* [GIVEN RECORDS]
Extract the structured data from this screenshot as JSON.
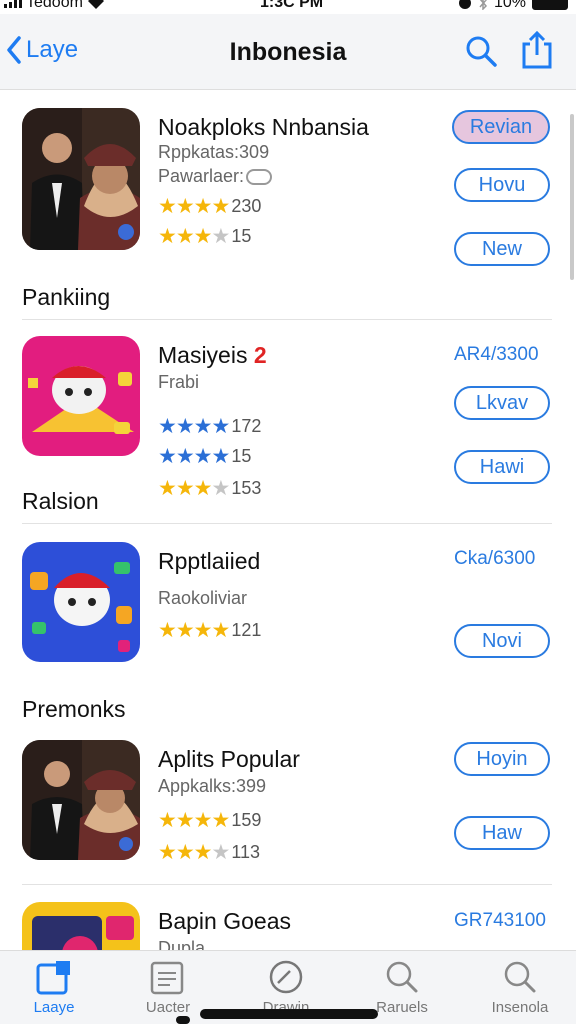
{
  "status": {
    "carrier": "Tedoom",
    "time": "1:3C PM",
    "battery": "10%"
  },
  "nav": {
    "back_label": "Laye",
    "title": "Inbonesia"
  },
  "apps": [
    {
      "name": "Noakploks Nnbansia",
      "line1": "Rppkatas:309",
      "line2": "Pawarlaer:",
      "rating1": 4,
      "count1": "230",
      "rating2": 3,
      "count2": "15",
      "review_label": "Revian",
      "button1": "Hovu",
      "button2": "New"
    },
    {
      "name": "Masiyeis",
      "name_badge": "2",
      "price": "AR4/3300",
      "line1": "Frabi",
      "rating1": 4,
      "count1": "172",
      "rating2": 4,
      "count2": "15",
      "rating3": 3,
      "count3": "153",
      "button1": "Lkvav",
      "button2": "Hawi"
    },
    {
      "name": "Rpptlaiied",
      "price": "Cka/6300",
      "line1": "Raokoliviar",
      "rating1": 4,
      "count1": "121",
      "button1": "Novi"
    },
    {
      "name": "Aplits Popular",
      "line1": "Appkalks:399",
      "rating1": 4,
      "count1": "159",
      "rating2": 3,
      "count2": "113",
      "button1": "Hoyin",
      "button2": "Haw"
    },
    {
      "name": "Bapin Goeas",
      "price": "GR743100",
      "line1": "Dupla"
    }
  ],
  "sections": {
    "ranking": "Pankiing",
    "ralsion": "Ralsion",
    "premonks": "Premonks"
  },
  "tabs": [
    {
      "label": "Laaye",
      "icon": "today-icon"
    },
    {
      "label": "Uacter",
      "icon": "games-icon"
    },
    {
      "label": "Drawin",
      "icon": "apps-icon"
    },
    {
      "label": "Raruels",
      "icon": "search-icon"
    },
    {
      "label": "Insenola",
      "icon": "search-icon"
    }
  ],
  "colors": {
    "accent": "#1e7cf2",
    "star": "#f5b60a",
    "star_blue": "#2b6fd6",
    "review_pill": "#e6c6de"
  }
}
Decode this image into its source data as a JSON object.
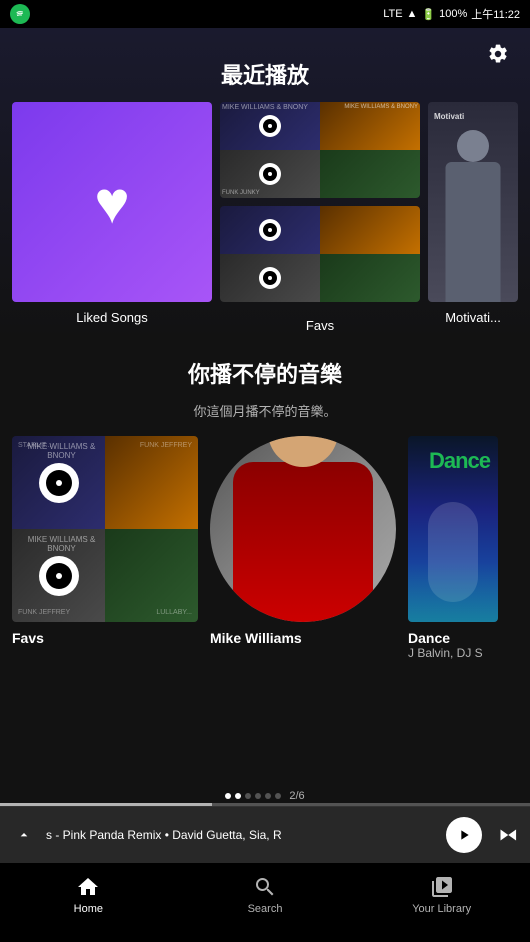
{
  "statusBar": {
    "carrier": "Spotify",
    "network": "LTE",
    "battery": "100%",
    "time": "上午11:22"
  },
  "settings": {
    "icon": "⚙"
  },
  "recentlyPlayed": {
    "title": "最近播放",
    "items": [
      {
        "id": "liked-songs",
        "label": "Liked Songs",
        "type": "liked"
      },
      {
        "id": "favs",
        "label": "Favs",
        "type": "favs"
      },
      {
        "id": "motivation",
        "label": "Motivati...",
        "type": "motivation"
      }
    ]
  },
  "youPlay": {
    "title": "你播不停的音樂",
    "subtitle": "你這個月播不停的音樂。",
    "items": [
      {
        "id": "favs2",
        "label": "Favs",
        "sublabel": "",
        "type": "favs"
      },
      {
        "id": "mike-williams",
        "label": "Mike Williams",
        "sublabel": "",
        "type": "artist"
      },
      {
        "id": "dance",
        "label": "Dance",
        "sublabel": "J Balvin, DJ S",
        "type": "dance"
      }
    ]
  },
  "nowPlaying": {
    "track": "s - Pink Panda Remix • David Guetta, Sia, R",
    "collapseIcon": "▲",
    "playIcon": "▶",
    "skipIcon": "⏭"
  },
  "progressBar": {
    "current": "2",
    "total": "6",
    "label": "2/6",
    "percent": 33
  },
  "bottomNav": {
    "items": [
      {
        "id": "home",
        "label": "Home",
        "icon": "home",
        "active": true
      },
      {
        "id": "search",
        "label": "Search",
        "icon": "search",
        "active": false
      },
      {
        "id": "library",
        "label": "Your Library",
        "icon": "library",
        "active": false
      }
    ]
  }
}
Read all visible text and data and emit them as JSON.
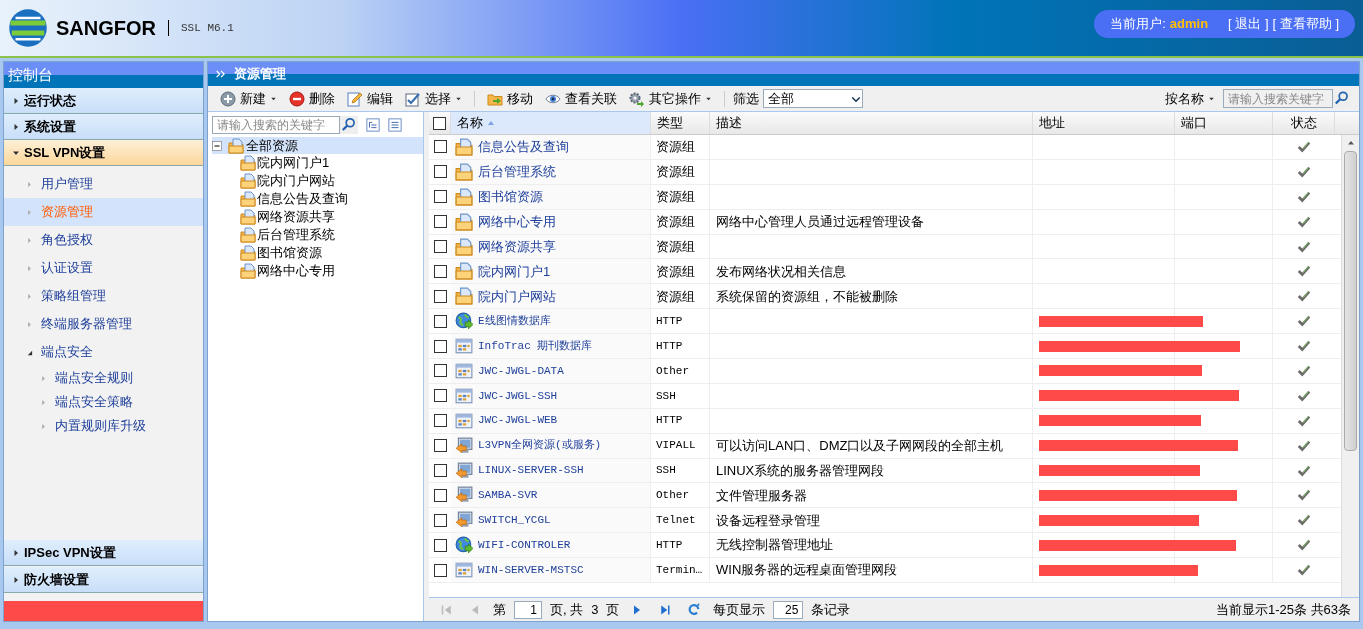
{
  "header": {
    "brand": "SANGFOR",
    "version": "SSL M6.1",
    "user_label": "当前用户:",
    "user": "admin",
    "links": [
      "[ 退出 ]",
      "[ 查看帮助 ]"
    ]
  },
  "sidebar": {
    "title": "控制台",
    "sections": [
      {
        "label": "运行状态",
        "expanded": false
      },
      {
        "label": "系统设置",
        "expanded": false
      },
      {
        "label": "SSL VPN设置",
        "expanded": true,
        "children": [
          {
            "label": "用户管理",
            "selected": false
          },
          {
            "label": "资源管理",
            "selected": true
          },
          {
            "label": "角色授权",
            "selected": false
          },
          {
            "label": "认证设置",
            "selected": false
          },
          {
            "label": "策略组管理",
            "selected": false
          },
          {
            "label": "终端服务器管理",
            "selected": false
          },
          {
            "label": "端点安全",
            "selected": false,
            "expanded": true,
            "children": [
              {
                "label": "端点安全规则",
                "selected": false
              },
              {
                "label": "端点安全策略",
                "selected": false
              },
              {
                "label": "内置规则库升级",
                "selected": false
              }
            ]
          }
        ]
      },
      {
        "label": "IPSec VPN设置",
        "expanded": false
      },
      {
        "label": "防火墙设置",
        "expanded": false
      }
    ]
  },
  "panel_title": "资源管理",
  "toolbar": [
    {
      "kind": "add",
      "label": "新建",
      "menu": true
    },
    {
      "kind": "delete",
      "label": "删除",
      "menu": false
    },
    {
      "kind": "edit",
      "label": "编辑",
      "menu": false
    },
    {
      "kind": "select",
      "label": "选择",
      "menu": true
    },
    {
      "kind": "move",
      "label": "移动",
      "menu": false
    },
    {
      "kind": "view",
      "label": "查看关联",
      "menu": false
    },
    {
      "kind": "other",
      "label": "其它操作",
      "menu": true
    }
  ],
  "filter": {
    "label": "筛选",
    "value": "全部"
  },
  "search": {
    "field": "按名称",
    "placeholder": "请输入搜索关键字"
  },
  "tree": {
    "placeholder": "请输入搜索的关键字",
    "root": {
      "label": "全部资源",
      "expanded": true,
      "selected": true,
      "children": [
        {
          "label": "院内网门户1"
        },
        {
          "label": "院内门户网站"
        },
        {
          "label": "信息公告及查询"
        },
        {
          "label": "网络资源共享"
        },
        {
          "label": "后台管理系统"
        },
        {
          "label": "图书馆资源"
        },
        {
          "label": "网络中心专用"
        }
      ]
    }
  },
  "table": {
    "select_all": false,
    "columns": [
      "名称",
      "类型",
      "描述",
      "地址",
      "端口",
      "状态"
    ],
    "rows": [
      {
        "kind": "group",
        "name": "信息公告及查询",
        "type": "资源组",
        "description": "",
        "redacted": false,
        "enabled": true,
        "checked": false
      },
      {
        "kind": "group",
        "name": "后台管理系统",
        "type": "资源组",
        "description": "",
        "redacted": false,
        "enabled": true,
        "checked": false
      },
      {
        "kind": "group",
        "name": "图书馆资源",
        "type": "资源组",
        "description": "",
        "redacted": false,
        "enabled": true,
        "checked": false
      },
      {
        "kind": "group",
        "name": "网络中心专用",
        "type": "资源组",
        "description": "网络中心管理人员通过远程管理设备",
        "redacted": false,
        "enabled": true,
        "checked": false
      },
      {
        "kind": "group",
        "name": "网络资源共享",
        "type": "资源组",
        "description": "",
        "redacted": false,
        "enabled": true,
        "checked": false
      },
      {
        "kind": "group",
        "name": "院内网门户1",
        "type": "资源组",
        "description": "发布网络状况相关信息",
        "redacted": false,
        "enabled": true,
        "checked": false
      },
      {
        "kind": "group",
        "name": "院内门户网站",
        "type": "资源组",
        "description": "系统保留的资源组，不能被删除",
        "redacted": false,
        "enabled": true,
        "checked": false
      },
      {
        "kind": "web",
        "name": "E线图情数据库",
        "type": "HTTP",
        "description": "",
        "redacted": true,
        "enabled": true,
        "checked": false
      },
      {
        "kind": "app",
        "name": "InfoTrac 期刊数据库",
        "type": "HTTP",
        "description": "",
        "redacted": true,
        "enabled": true,
        "checked": false
      },
      {
        "kind": "app",
        "name": "JWC-JWGL-DATA",
        "type": "Other",
        "description": "",
        "redacted": true,
        "enabled": true,
        "checked": false
      },
      {
        "kind": "app",
        "name": "JWC-JWGL-SSH",
        "type": "SSH",
        "description": "",
        "redacted": true,
        "enabled": true,
        "checked": false
      },
      {
        "kind": "app",
        "name": "JWC-JWGL-WEB",
        "type": "HTTP",
        "description": "",
        "redacted": true,
        "enabled": true,
        "checked": false
      },
      {
        "kind": "remote",
        "name": "L3VPN全网资源(或服务)",
        "type": "VIPALL",
        "description": "可以访问LAN口、DMZ口以及子网网段的全部主机",
        "redacted": true,
        "enabled": true,
        "checked": false
      },
      {
        "kind": "remote",
        "name": "LINUX-SERVER-SSH",
        "type": "SSH",
        "description": "LINUX系统的服务器管理网段",
        "redacted": true,
        "enabled": true,
        "checked": false
      },
      {
        "kind": "remote",
        "name": "SAMBA-SVR",
        "type": "Other",
        "description": "文件管理服务器",
        "redacted": true,
        "enabled": true,
        "checked": false
      },
      {
        "kind": "remote",
        "name": "SWITCH_YCGL",
        "type": "Telnet",
        "description": "设备远程登录管理",
        "redacted": true,
        "enabled": true,
        "checked": false
      },
      {
        "kind": "web",
        "name": "WIFI-CONTROLER",
        "type": "HTTP",
        "description": "无线控制器管理地址",
        "redacted": true,
        "enabled": true,
        "checked": false
      },
      {
        "kind": "app",
        "name": "WIN-SERVER-MSTSC",
        "type": "Termin…",
        "description": "WIN服务器的远程桌面管理网段",
        "redacted": true,
        "enabled": true,
        "checked": false
      }
    ]
  },
  "pager": {
    "page_prefix": "第",
    "page": "1",
    "page_mid": "页, 共",
    "pages": "3",
    "page_suffix": "页",
    "size_label": "每页显示",
    "size": "25",
    "size_suffix": "条记录",
    "summary": "当前显示1-25条 共63条"
  }
}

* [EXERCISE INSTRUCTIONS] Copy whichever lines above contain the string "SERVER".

* [RESULT]
        "name": "LINUX-SERVER-SSH",
        "name": "WIN-SERVER-MSTSC",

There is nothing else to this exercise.